Setting up your pedalboard

It’s something guitarists have used since the very beginning and it’s very rare that you step on stage without seeing them. Pedalboards allow a guitarist to take the guitar to new sonic realms and expand their tone through different effects. We talk through some essential points to consider when setting up your board.

Posted: 15 September 2020

Know your tone

Firstly, you should understand what you’re looking for and what’s essential to achieve that. Do you have an exact tone you’re trying to replicate? Is the pedalboard for songwriting or for live performance? Are you looking for one or two pedals to get what you need, or do you want a world of versatility at your feet?

If you’re trying to emulate a particular guitarists’ sound it might be worth checking out what pedals they use and how they use them. Take some time to research the market and know what pedals are out there. There's hundreds of pedals available in all kinds of different variations, but below are the most commonly used effects on pedalboards:

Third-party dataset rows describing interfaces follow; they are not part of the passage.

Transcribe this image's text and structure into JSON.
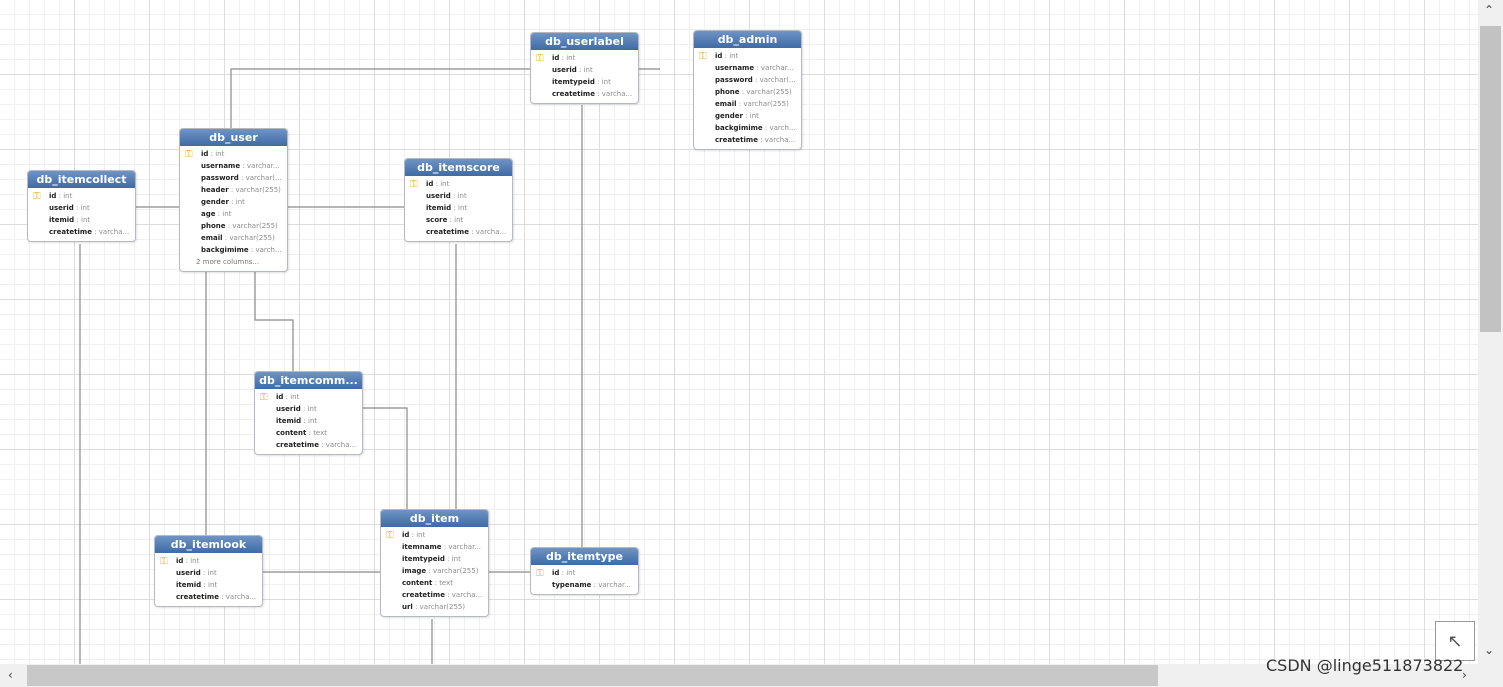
{
  "tables": [
    {
      "id": "db_userlabel",
      "title": "db_userlabel",
      "columns": [
        {
          "name": "id",
          "type": "int",
          "pk": true
        },
        {
          "name": "userid",
          "type": "int"
        },
        {
          "name": "itemtypeid",
          "type": "int"
        },
        {
          "name": "createtime",
          "type": "varcha..."
        }
      ]
    },
    {
      "id": "db_admin",
      "title": "db_admin",
      "columns": [
        {
          "name": "id",
          "type": "int",
          "pk": true
        },
        {
          "name": "username",
          "type": "varchar..."
        },
        {
          "name": "password",
          "type": "varchar(..."
        },
        {
          "name": "phone",
          "type": "varchar(255)"
        },
        {
          "name": "email",
          "type": "varchar(255)"
        },
        {
          "name": "gender",
          "type": "int"
        },
        {
          "name": "backgimime",
          "type": "varch..."
        },
        {
          "name": "createtime",
          "type": "varcha..."
        }
      ]
    },
    {
      "id": "db_user",
      "title": "db_user",
      "more": "2 more columns...",
      "columns": [
        {
          "name": "id",
          "type": "int",
          "pk": true
        },
        {
          "name": "username",
          "type": "varchar..."
        },
        {
          "name": "password",
          "type": "varchar(..."
        },
        {
          "name": "header",
          "type": "varchar(255)"
        },
        {
          "name": "gender",
          "type": "int"
        },
        {
          "name": "age",
          "type": "int"
        },
        {
          "name": "phone",
          "type": "varchar(255)"
        },
        {
          "name": "email",
          "type": "varchar(255)"
        },
        {
          "name": "backgimime",
          "type": "varch..."
        }
      ]
    },
    {
      "id": "db_itemcollect",
      "title": "db_itemcollect",
      "columns": [
        {
          "name": "id",
          "type": "int",
          "pk": true
        },
        {
          "name": "userid",
          "type": "int"
        },
        {
          "name": "itemid",
          "type": "int"
        },
        {
          "name": "createtime",
          "type": "varcha..."
        }
      ]
    },
    {
      "id": "db_itemscore",
      "title": "db_itemscore",
      "columns": [
        {
          "name": "id",
          "type": "int",
          "pk": true
        },
        {
          "name": "userid",
          "type": "int"
        },
        {
          "name": "itemid",
          "type": "int"
        },
        {
          "name": "score",
          "type": "int"
        },
        {
          "name": "createtime",
          "type": "varcha..."
        }
      ]
    },
    {
      "id": "db_itemcomment",
      "title": "db_itemcomm...",
      "columns": [
        {
          "name": "id",
          "type": "int",
          "pk": true
        },
        {
          "name": "userid",
          "type": "int"
        },
        {
          "name": "itemid",
          "type": "int"
        },
        {
          "name": "content",
          "type": "text"
        },
        {
          "name": "createtime",
          "type": "varcha..."
        }
      ]
    },
    {
      "id": "db_item",
      "title": "db_item",
      "columns": [
        {
          "name": "id",
          "type": "int",
          "pk": true
        },
        {
          "name": "itemname",
          "type": "varchar..."
        },
        {
          "name": "itemtypeid",
          "type": "int"
        },
        {
          "name": "image",
          "type": "varchar(255)"
        },
        {
          "name": "content",
          "type": "text"
        },
        {
          "name": "createtime",
          "type": "varcha..."
        },
        {
          "name": "url",
          "type": "varchar(255)"
        }
      ]
    },
    {
      "id": "db_itemlook",
      "title": "db_itemlook",
      "columns": [
        {
          "name": "id",
          "type": "int",
          "pk": true
        },
        {
          "name": "userid",
          "type": "int"
        },
        {
          "name": "itemid",
          "type": "int"
        },
        {
          "name": "createtime",
          "type": "varcha..."
        }
      ]
    },
    {
      "id": "db_itemtype",
      "title": "db_itemtype",
      "columns": [
        {
          "name": "id",
          "type": "int",
          "pk": true
        },
        {
          "name": "typename",
          "type": "varchar..."
        }
      ]
    }
  ],
  "icons": {
    "primary_key": "key-icon",
    "navigate": "navigate-up-left-icon"
  },
  "colors": {
    "header": "#4a76b0",
    "grid": "#dcdcdc",
    "link": "#8a8a8a"
  },
  "watermark": "CSDN @linge511873822"
}
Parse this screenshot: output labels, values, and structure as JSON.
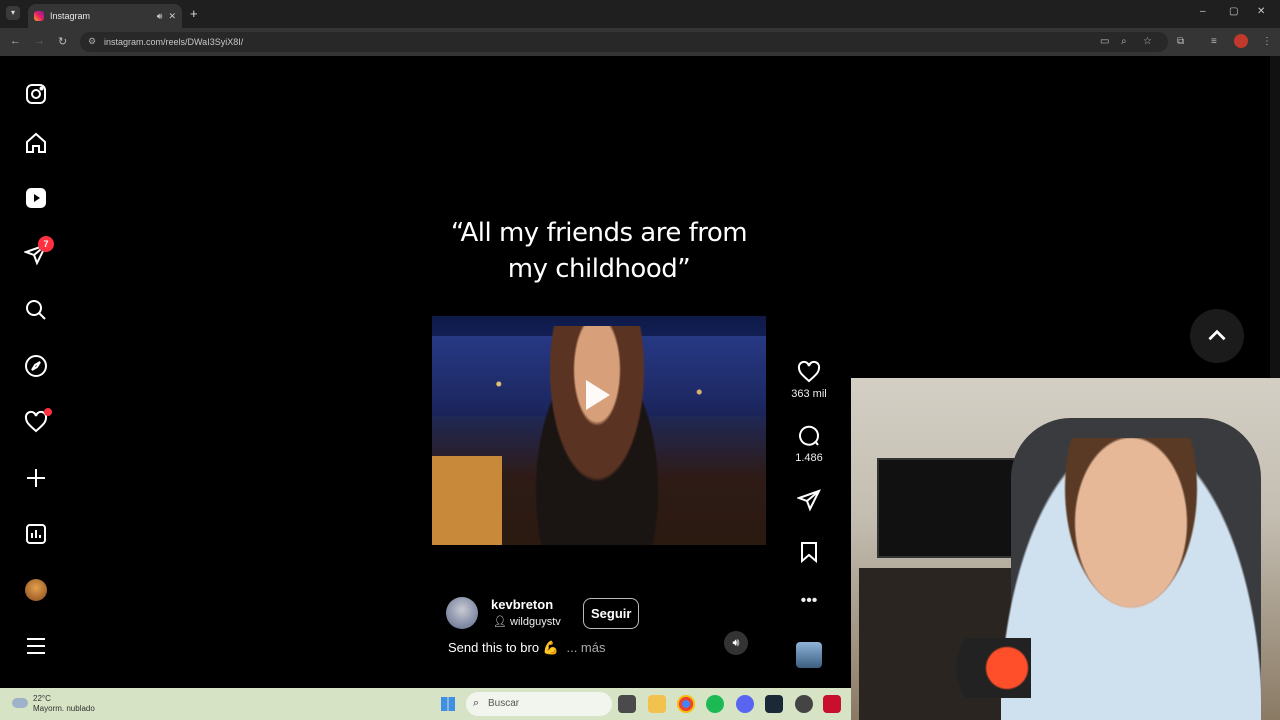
{
  "browser": {
    "tab_title": "Instagram",
    "tab_audio_icon": "speaker-icon",
    "tab_close": "✕",
    "new_tab": "+",
    "url": "instagram.com/reels/DWaI3SyiX8I/",
    "window_controls": [
      "–",
      "▢",
      "✕"
    ]
  },
  "sidebar": {
    "items": [
      {
        "name": "instagram-logo-icon"
      },
      {
        "name": "home-icon"
      },
      {
        "name": "reels-icon"
      },
      {
        "name": "messages-icon",
        "badge": "7"
      },
      {
        "name": "search-icon"
      },
      {
        "name": "explore-icon"
      },
      {
        "name": "notifications-icon",
        "dot": true
      },
      {
        "name": "create-icon"
      },
      {
        "name": "dashboard-icon"
      },
      {
        "name": "profile-avatar"
      },
      {
        "name": "more-menu-icon"
      }
    ]
  },
  "reel": {
    "quote_line1": "“All my friends are from",
    "quote_line2": "my childhood”",
    "username": "kevbreton",
    "audio": "wildguystv",
    "follow_label": "Seguir",
    "caption": "Send this to bro 💪",
    "more_label": "... más",
    "likes": "363 mil",
    "comments": "1.486"
  },
  "taskbar": {
    "temperature": "22°C",
    "weather": "Mayorm. nublado",
    "search_placeholder": "Buscar"
  },
  "colors": {
    "accent": "#ff3040",
    "background": "#000000",
    "taskbar": "#d6e3c4"
  }
}
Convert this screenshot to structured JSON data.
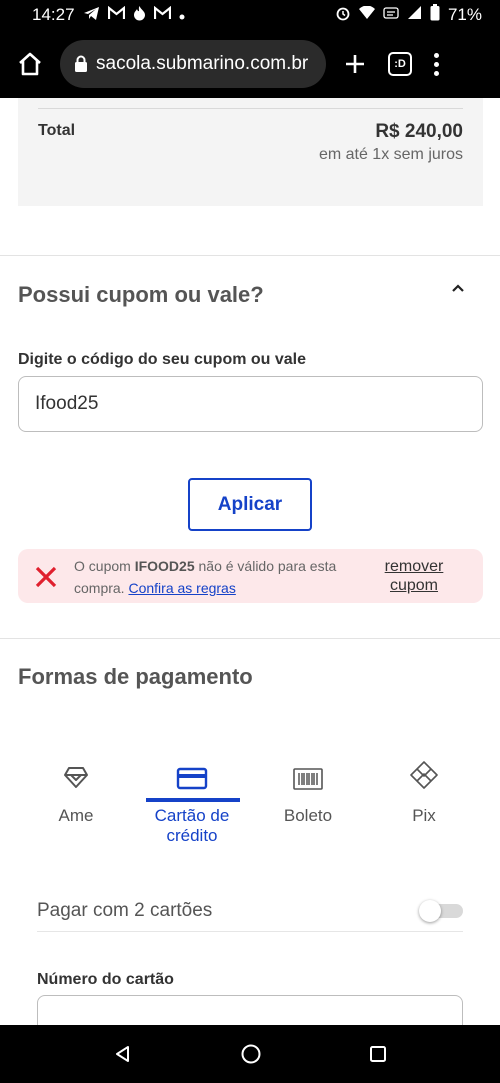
{
  "status_bar": {
    "time": "14:27",
    "battery": "71%",
    "left_icons": [
      "telegram-icon",
      "gmail-icon",
      "fire-icon",
      "gmail-icon",
      "dot-icon"
    ],
    "right_icons": [
      "alarm-icon",
      "wifi-icon",
      "volte-icon",
      "signal-icon",
      "battery-icon"
    ]
  },
  "browser": {
    "url": "sacola.submarino.com.br",
    "tabs_count": ":D"
  },
  "summary": {
    "total_label": "Total",
    "total_value": "R$ 240,00",
    "installments": "em até 1x sem juros"
  },
  "coupon": {
    "title": "Possui cupom ou vale?",
    "field_label": "Digite o código do seu cupom ou vale",
    "value": "Ifood25",
    "apply_label": "Aplicar",
    "error": {
      "prefix": "O cupom ",
      "code": "IFOOD25",
      "suffix": " não é válido para esta compra. ",
      "rules_link": "Confira as regras",
      "remove_label": "remover cupom"
    }
  },
  "payment": {
    "title": "Formas de pagamento",
    "methods": [
      {
        "label": "Ame",
        "icon": "ame-icon",
        "active": false
      },
      {
        "label": "Cartão de crédito",
        "icon": "credit-card-icon",
        "active": true
      },
      {
        "label": "Boleto",
        "icon": "barcode-icon",
        "active": false
      },
      {
        "label": "Pix",
        "icon": "pix-icon",
        "active": false
      }
    ],
    "two_cards_label": "Pagar com 2 cartões",
    "two_cards_enabled": false,
    "card_number_label": "Número do cartão",
    "card_number_value": ""
  },
  "colors": {
    "accent": "#1542c8",
    "error_bg": "#fde8ea",
    "error_icon": "#e0202e"
  }
}
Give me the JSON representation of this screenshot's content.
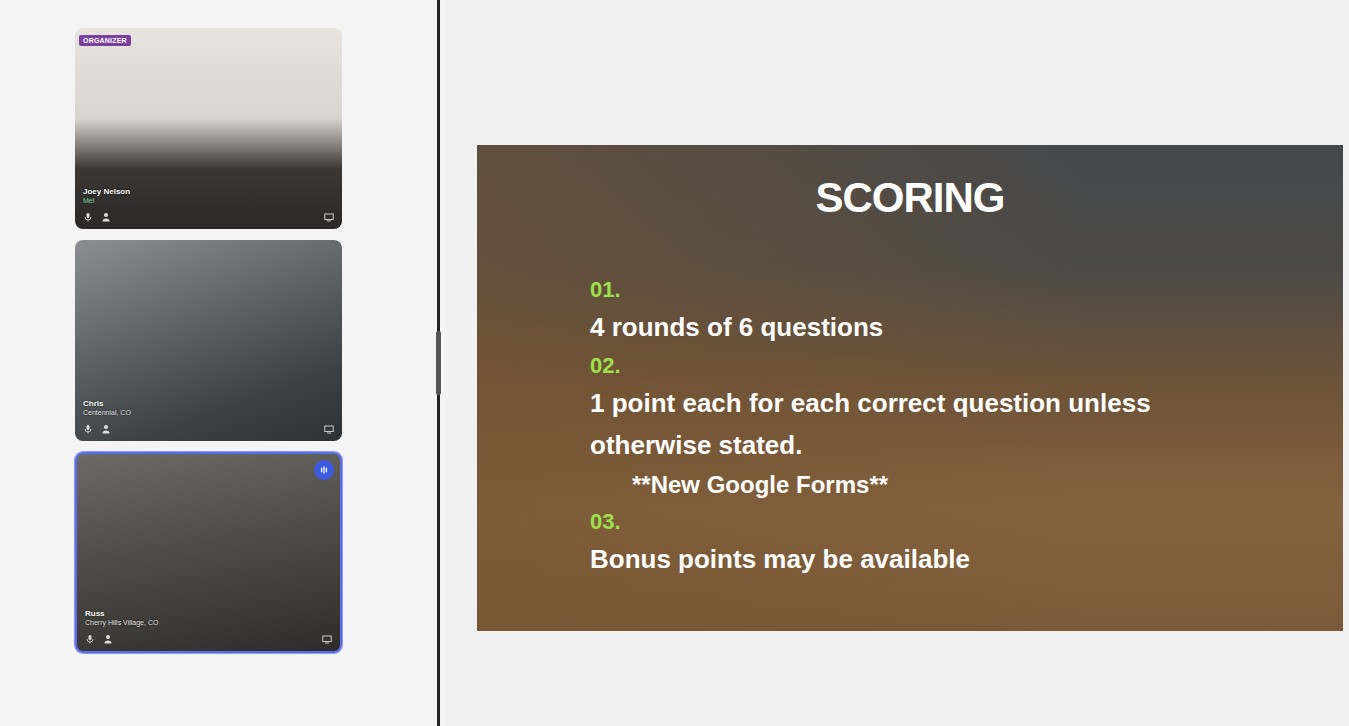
{
  "participants": [
    {
      "name": "Joey Nelson",
      "location": "Mel",
      "badge": "ORGANIZER",
      "speaking": false
    },
    {
      "name": "Chris",
      "location": "Centennial, CO",
      "speaking": false
    },
    {
      "name": "Russ",
      "location": "Cherry Hills Village, CO",
      "speaking": true
    }
  ],
  "slide": {
    "title": "SCORING",
    "items": [
      {
        "number": "01.",
        "text": "4 rounds of 6 questions"
      },
      {
        "number": "02.",
        "text": "1 point each for each correct question unless otherwise stated.",
        "note": "**New Google Forms**"
      },
      {
        "number": "03.",
        "text": "Bonus points may be available"
      }
    ]
  }
}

The Signal Chain

Once you know what each pedal does and you’ve looked into how some of your favourite tones are created you’ll start to build your board. One thing you should keep in mind is your signal. Imagine your sound as a straight line running from right to left through the board. Where each pedal is placed will have an effect on the signal. Although everything is up for experimentation, here’s what a typical signal chain could look like:


When you start getting a few pedals, you’ll realise that you need something to power them all. That’s where the power supply steps in. Most power supplies fit underneath the pedalboard and one mains plug can provide power to multiple 9V pedals. Keep in mind that not all pedals run at 9V. More specialist pedals and Multi FX units could need more power and may have different voltages. Make sure you get an isolated power supply that provides power to all your required pedals - you'll save a fortune on batteries!